Ox butt heads
CENTER LINE, Mich. - Oximetry testing makes for strange bedfellows these days, especially if you’re Bob Rudowski.
At Medtrade this year, Rudowski helped Invacare launch Web Ox, an oximetry testing program that lets HME providers send encrypted oximetry studies to his lab at Oximetry Company for interpretation. Across the hall, Mickey Letson was peddling Power Ox, the oximetry testing distributor that also uses Rudowski’s lab and that didn’t have a competitor until Rudowski helped Invacare roll out Web Ox.
“It’s kind of like being a Chevy dealer and selling both trucks and cars,” said Rudowski, president and CEO of Oximetry Company. “The owner of the technology has more than one product.“
Like Power Ox, Web Ox solves a frustrating dilemma for HME suppliers: Their home oxygen patients need an oximetry test to qualify for a therapy, but the test pays so little (less than $20) that few independent testing faclities want to do it.
Power Ox solved the problem by letting HME suppliers download data from an oximeter to a Palm Pilot which then encrypts the data for dispatch over the Internet. Web Ox also encrypts the data but does away with the need for a Palm. Users simply download the study into their office PC, where the study is encrypted and dispatched over the Internet.
The two programs, says Rudowski, cost about the same. Web Ox, he says, is a next generation version of the Power Ox technology.
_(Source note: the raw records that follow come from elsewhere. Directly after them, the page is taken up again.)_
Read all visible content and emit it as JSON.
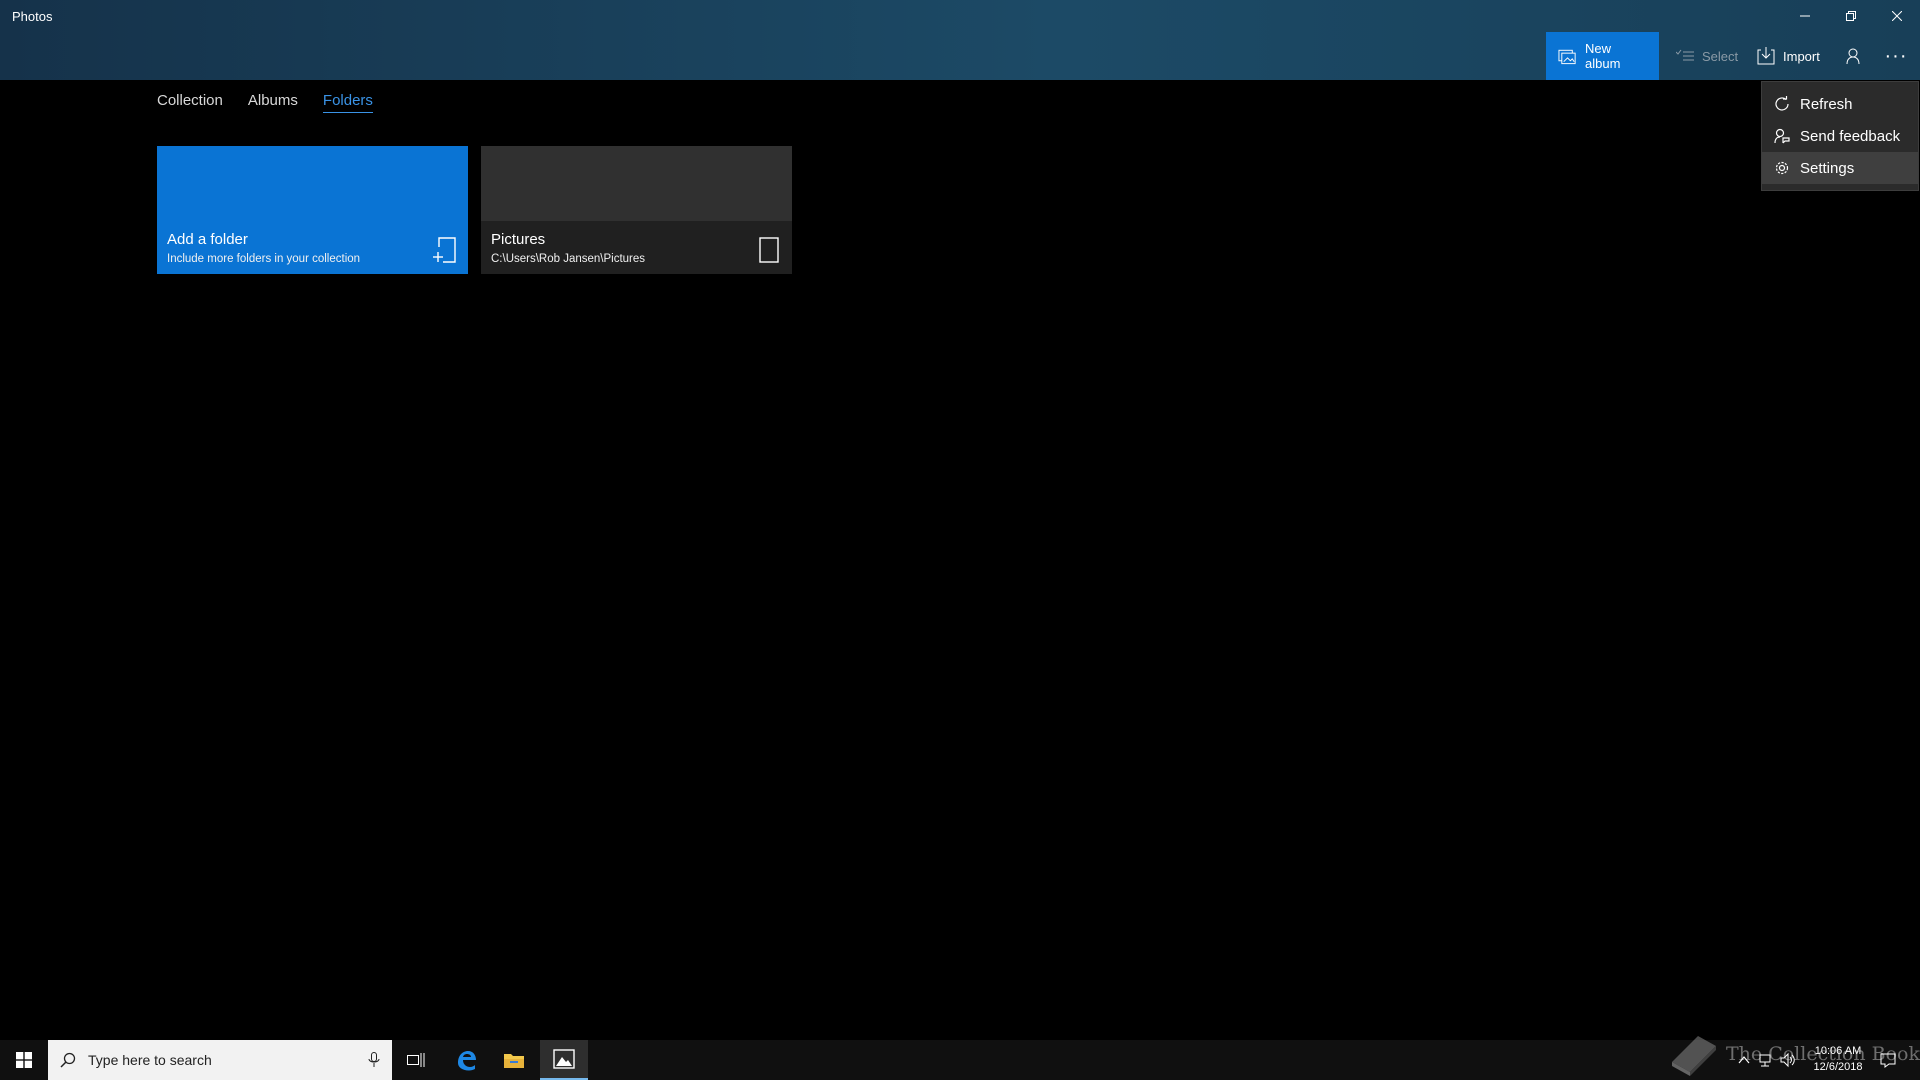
{
  "window": {
    "title": "Photos",
    "controls": {
      "minimize": "minimize-icon",
      "restore": "restore-icon",
      "close": "close-icon"
    }
  },
  "toolbar": {
    "new_album": "New album",
    "select": "Select",
    "import": "Import",
    "account_icon": "person-icon",
    "more_icon": "more-icon"
  },
  "tabs": [
    {
      "label": "Collection",
      "active": false
    },
    {
      "label": "Albums",
      "active": false
    },
    {
      "label": "Folders",
      "active": true
    }
  ],
  "folders": {
    "add": {
      "title": "Add a folder",
      "subtitle": "Include more folders in your collection"
    },
    "pictures": {
      "title": "Pictures",
      "path": "C:\\Users\\Rob Jansen\\Pictures"
    }
  },
  "menu": {
    "items": [
      {
        "label": "Refresh",
        "icon": "refresh-icon"
      },
      {
        "label": "Send feedback",
        "icon": "feedback-icon"
      },
      {
        "label": "Settings",
        "icon": "gear-icon"
      }
    ]
  },
  "taskbar": {
    "search_placeholder": "Type here to search",
    "apps": [
      "task-view-icon",
      "edge-icon",
      "file-explorer-icon",
      "photos-icon"
    ],
    "clock": {
      "time": "10:06 AM",
      "date": "12/6/2018"
    },
    "watermark": "The Collection Book"
  },
  "colors": {
    "accent": "#0a74d4",
    "active_tab": "#3a93e6",
    "background": "#000000",
    "titlebar": "#1c4a66"
  }
}
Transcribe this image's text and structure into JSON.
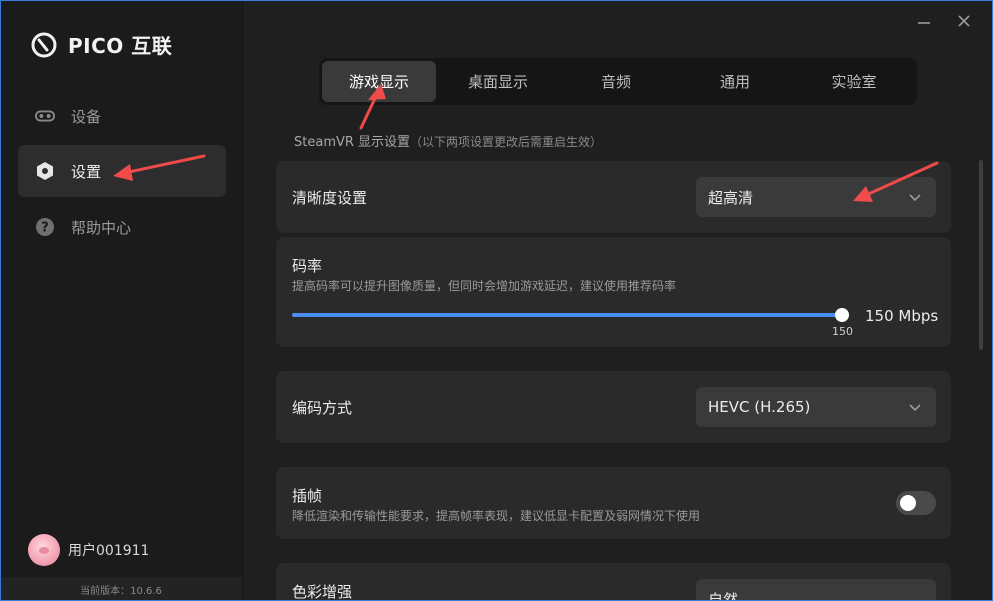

But Mickey Letson says Power Ox still has most of the marbles.
“We have the letters [from CMS] saying that every aspect of Power Ox has been approved by Medicare,” said Letson. “Not a single unit of Power Ox was sold until I had a letter.”